Data records:
↓↓↓
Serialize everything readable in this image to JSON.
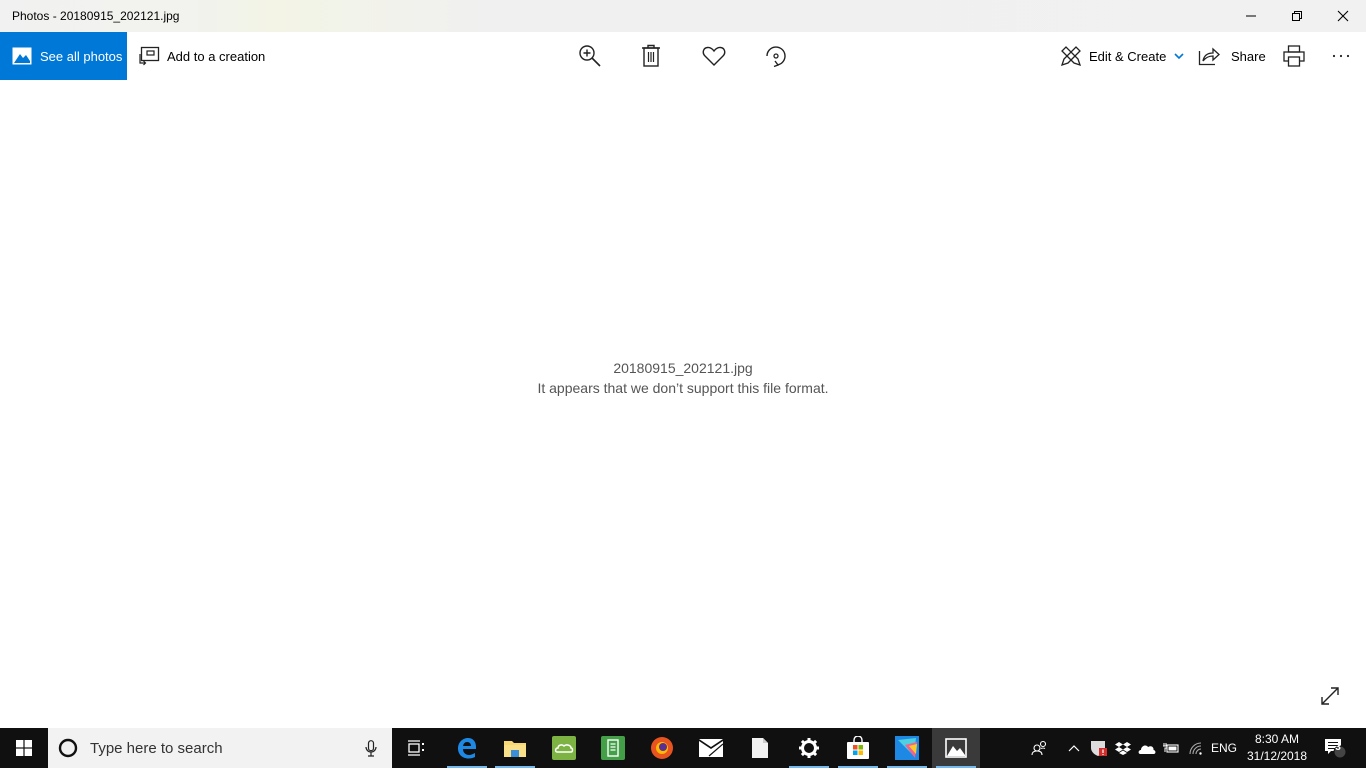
{
  "window": {
    "title": "Photos - 20180915_202121.jpg",
    "controls": {
      "minimize": "minimize-icon",
      "restore": "restore-icon",
      "close": "close-icon"
    }
  },
  "toolbar": {
    "see_all_photos": "See all photos",
    "add_to_creation": "Add to a creation",
    "zoom_icon": "zoom-in-icon",
    "delete_icon": "delete-icon",
    "favorite_icon": "heart-icon",
    "rotate_icon": "rotate-icon",
    "edit_create": "Edit & Create",
    "share": "Share",
    "print_icon": "print-icon",
    "more_icon": "more-icon",
    "accent_color": "#0078d7"
  },
  "main": {
    "filename": "20180915_202121.jpg",
    "error_message": "It appears that we don’t support this file format.",
    "fullscreen_icon": "expand-icon"
  },
  "taskbar": {
    "search_placeholder": "Type here to search",
    "apps": [
      {
        "name": "Microsoft Edge",
        "running": true
      },
      {
        "name": "File Explorer",
        "running": true
      },
      {
        "name": "Cloud app",
        "running": false
      },
      {
        "name": "Notes app",
        "running": false
      },
      {
        "name": "Firefox",
        "running": false
      },
      {
        "name": "Mail",
        "running": false
      },
      {
        "name": "Document",
        "running": false
      },
      {
        "name": "Settings",
        "running": true
      },
      {
        "name": "Microsoft Store",
        "running": true
      },
      {
        "name": "Paint app",
        "running": true
      },
      {
        "name": "Photos",
        "running": true,
        "active": true
      }
    ],
    "tray": {
      "language": "ENG",
      "time": "8:30 AM",
      "date": "31/12/2018",
      "notification_count": "3"
    }
  }
}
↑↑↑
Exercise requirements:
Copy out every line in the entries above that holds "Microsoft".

Result for this task:
        "name": "Microsoft Edge",
        "name": "Microsoft Store",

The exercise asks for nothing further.